Genghis Khan flew into a rage. He cursed at the falcon, and even told it that although it was a beloved pet he would kill it if it attacked again. And aside from the anger he felt at the falcon’s attacks, in the back of his mind the great warlord worried that his men would see him unable to control his bird and find him weak.
The next time Genghis Khan held his silver cup under the dripping water he drew his sword. As soon as the falcon swooped Genghis Khan reached upward and skewered the bird. The falcon died instantly. When Genghis Khan turned his attention back to the rock—he had yet again spilled his water—he saw that the water was no longer dripping.
Angry, the emperor took his cup and climbed the rock, seeking the spring from which the water had come. How surprised he was when he saw the spring filled with poisonous snakes. If Genghis Khan had drunk the contaminated water he would have died immediately. The falcon had proven his well-wisher and saved his life.
Realizing this, Genghis Khan began to cry. He returned to the rock and found the dead falcon. Lifting it to his chest, he kissed it and carried it back to camp. Later, he ordered his goldsmiths to cast the falcon’s image in gold with its wings spread. On one of the wings Genghis Khan had the following line engraved: „Whatever is done out of anger leads only to ruin.“ On the second, „A well-wisher is always a well-wisher—even when we don’t see how his deeds are in our interest.“

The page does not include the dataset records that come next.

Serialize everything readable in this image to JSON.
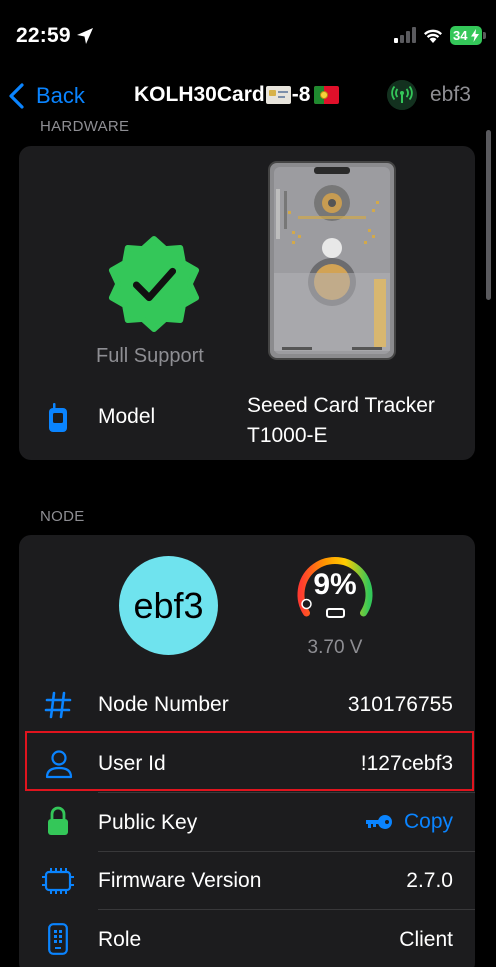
{
  "status_bar": {
    "time": "22:59",
    "battery": "34"
  },
  "nav": {
    "back_label": "Back",
    "title_prefix": "KOLH30Card",
    "title_suffix": "-8",
    "short_name": "ebf3"
  },
  "hardware": {
    "section_header": "HARDWARE",
    "support_label": "Full Support",
    "model_label": "Model",
    "model_value_line1": "Seeed Card Tracker",
    "model_value_line2": "T1000-E"
  },
  "node": {
    "section_header": "NODE",
    "avatar_text": "ebf3",
    "battery_percent": "9%",
    "battery_level": 0.09,
    "voltage": "3.70 V",
    "rows": [
      {
        "label": "Node Number",
        "value": "310176755",
        "icon": "hash-icon"
      },
      {
        "label": "User Id",
        "value": "!127cebf3",
        "icon": "person-icon"
      },
      {
        "label": "Public Key",
        "value": "Copy",
        "icon": "lock-icon"
      },
      {
        "label": "Firmware Version",
        "value": "2.7.0",
        "icon": "chip-icon"
      },
      {
        "label": "Role",
        "value": "Client",
        "icon": "device-icon"
      }
    ]
  },
  "colors": {
    "accent": "#0a84ff",
    "verified_green": "#34c759",
    "avatar_bg": "#6fe3ee",
    "highlight": "#e0141e",
    "card_bg": "#1c1c1e"
  }
}
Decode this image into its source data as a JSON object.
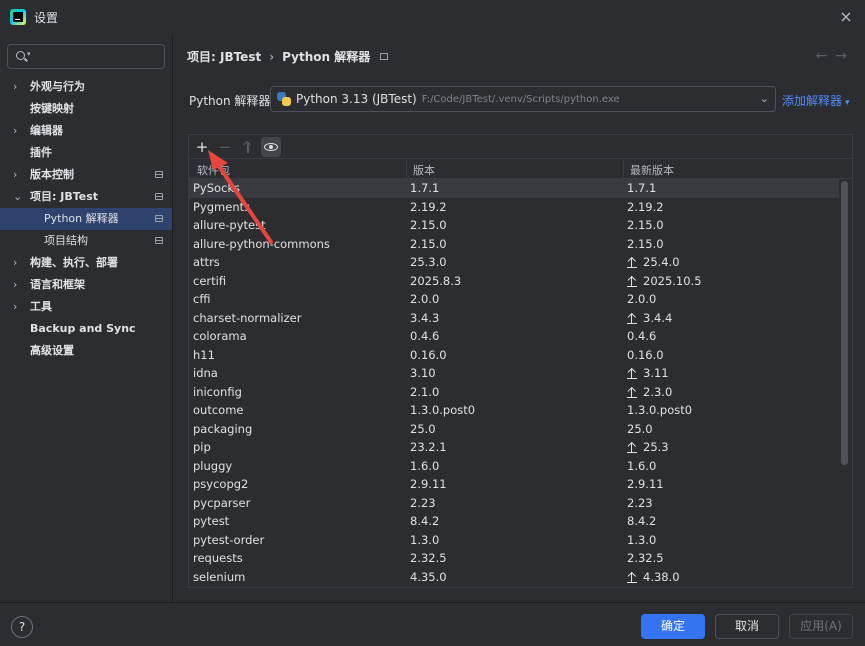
{
  "window": {
    "title": "设置",
    "close_icon": "×"
  },
  "sidebar": {
    "search_placeholder": "",
    "items": [
      {
        "label": "外观与行为",
        "chevron": "›",
        "pin": false
      },
      {
        "label": "按键映射",
        "chevron": "",
        "pin": false
      },
      {
        "label": "编辑器",
        "chevron": "›",
        "pin": false
      },
      {
        "label": "插件",
        "chevron": "",
        "pin": false
      },
      {
        "label": "版本控制",
        "chevron": "›",
        "pin": true
      },
      {
        "label": "项目: JBTest",
        "chevron": "⌄",
        "pin": true
      },
      {
        "label": "Python 解释器",
        "chevron": "",
        "pin": true,
        "sub": true,
        "selected": true
      },
      {
        "label": "项目结构",
        "chevron": "",
        "pin": true,
        "sub": true
      },
      {
        "label": "构建、执行、部署",
        "chevron": "›",
        "pin": false
      },
      {
        "label": "语言和框架",
        "chevron": "›",
        "pin": false
      },
      {
        "label": "工具",
        "chevron": "›",
        "pin": false
      },
      {
        "label": "Backup and Sync",
        "chevron": "",
        "pin": false
      },
      {
        "label": "高级设置",
        "chevron": "",
        "pin": false
      }
    ]
  },
  "breadcrumb": {
    "project": "项目: JBTest",
    "separator": "›",
    "page": "Python 解释器"
  },
  "nav_arrows": {
    "back": "←",
    "forward": "→"
  },
  "interpreter": {
    "label": "Python 解释器:",
    "name": "Python 3.13 (JBTest)",
    "path": "F:/Code/JBTest/.venv/Scripts/python.exe",
    "add_label": "添加解释器",
    "dropdown_glyph": "⌄"
  },
  "toolbar": {
    "add": "+",
    "remove": "−"
  },
  "table": {
    "headers": [
      "软件包",
      "版本",
      "最新版本"
    ],
    "rows": [
      {
        "pkg": "PySocks",
        "ver": "1.7.1",
        "latest": "1.7.1",
        "upgrade": false
      },
      {
        "pkg": "Pygments",
        "ver": "2.19.2",
        "latest": "2.19.2",
        "upgrade": false
      },
      {
        "pkg": "allure-pytest",
        "ver": "2.15.0",
        "latest": "2.15.0",
        "upgrade": false
      },
      {
        "pkg": "allure-python-commons",
        "ver": "2.15.0",
        "latest": "2.15.0",
        "upgrade": false
      },
      {
        "pkg": "attrs",
        "ver": "25.3.0",
        "latest": "25.4.0",
        "upgrade": true
      },
      {
        "pkg": "certifi",
        "ver": "2025.8.3",
        "latest": "2025.10.5",
        "upgrade": true
      },
      {
        "pkg": "cffi",
        "ver": "2.0.0",
        "latest": "2.0.0",
        "upgrade": false
      },
      {
        "pkg": "charset-normalizer",
        "ver": "3.4.3",
        "latest": "3.4.4",
        "upgrade": true
      },
      {
        "pkg": "colorama",
        "ver": "0.4.6",
        "latest": "0.4.6",
        "upgrade": false
      },
      {
        "pkg": "h11",
        "ver": "0.16.0",
        "latest": "0.16.0",
        "upgrade": false
      },
      {
        "pkg": "idna",
        "ver": "3.10",
        "latest": "3.11",
        "upgrade": true
      },
      {
        "pkg": "iniconfig",
        "ver": "2.1.0",
        "latest": "2.3.0",
        "upgrade": true
      },
      {
        "pkg": "outcome",
        "ver": "1.3.0.post0",
        "latest": "1.3.0.post0",
        "upgrade": false
      },
      {
        "pkg": "packaging",
        "ver": "25.0",
        "latest": "25.0",
        "upgrade": false
      },
      {
        "pkg": "pip",
        "ver": "23.2.1",
        "latest": "25.3",
        "upgrade": true
      },
      {
        "pkg": "pluggy",
        "ver": "1.6.0",
        "latest": "1.6.0",
        "upgrade": false
      },
      {
        "pkg": "psycopg2",
        "ver": "2.9.11",
        "latest": "2.9.11",
        "upgrade": false
      },
      {
        "pkg": "pycparser",
        "ver": "2.23",
        "latest": "2.23",
        "upgrade": false
      },
      {
        "pkg": "pytest",
        "ver": "8.4.2",
        "latest": "8.4.2",
        "upgrade": false
      },
      {
        "pkg": "pytest-order",
        "ver": "1.3.0",
        "latest": "1.3.0",
        "upgrade": false
      },
      {
        "pkg": "requests",
        "ver": "2.32.5",
        "latest": "2.32.5",
        "upgrade": false
      },
      {
        "pkg": "selenium",
        "ver": "4.35.0",
        "latest": "4.38.0",
        "upgrade": true
      }
    ]
  },
  "footer": {
    "help": "?",
    "ok": "确定",
    "cancel": "取消",
    "apply": "应用(A)"
  },
  "colors": {
    "accent": "#3574f0",
    "link": "#548af7",
    "annotation": "#e8453c",
    "selection": "#2e436e"
  }
}
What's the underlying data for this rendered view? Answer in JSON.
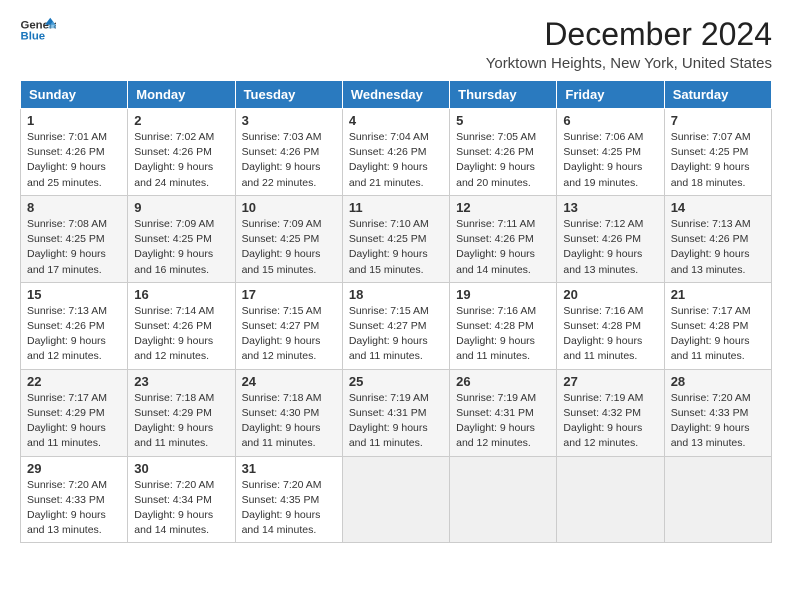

I don’t know how much this experience changed Genghis Khan’s policies, but I do know that he became wiser toward the end of his life. I shared this story because I feel the two sentences engraved on the falcon’s wings are important for us—especially the second one.
Today is Srila Prabhupada’s disappearance day. I am sitting on an island in the Adriatic and thinking about Prabhupada’s mercy on me. He signed all his letters „Your ever well-wisher.“ On this day I am meditating on all the wonderful advantages he has given me: the holy name, my connection to Krishna, the enthusiasm in my heart to reach the Divine Couple, an understanding that love of God is the highest aim of life, and the hope that one day I may attain it. He really is my ever-well-wisher—even though I may not understand everything he did or said. But he has proven his well-wishing nature, and I have engraved the many examples of his mercy on my feeble heart.
Thank you, Srila Prabhupada, for not only saving me but for giving me the wings to fly to the spiritual world.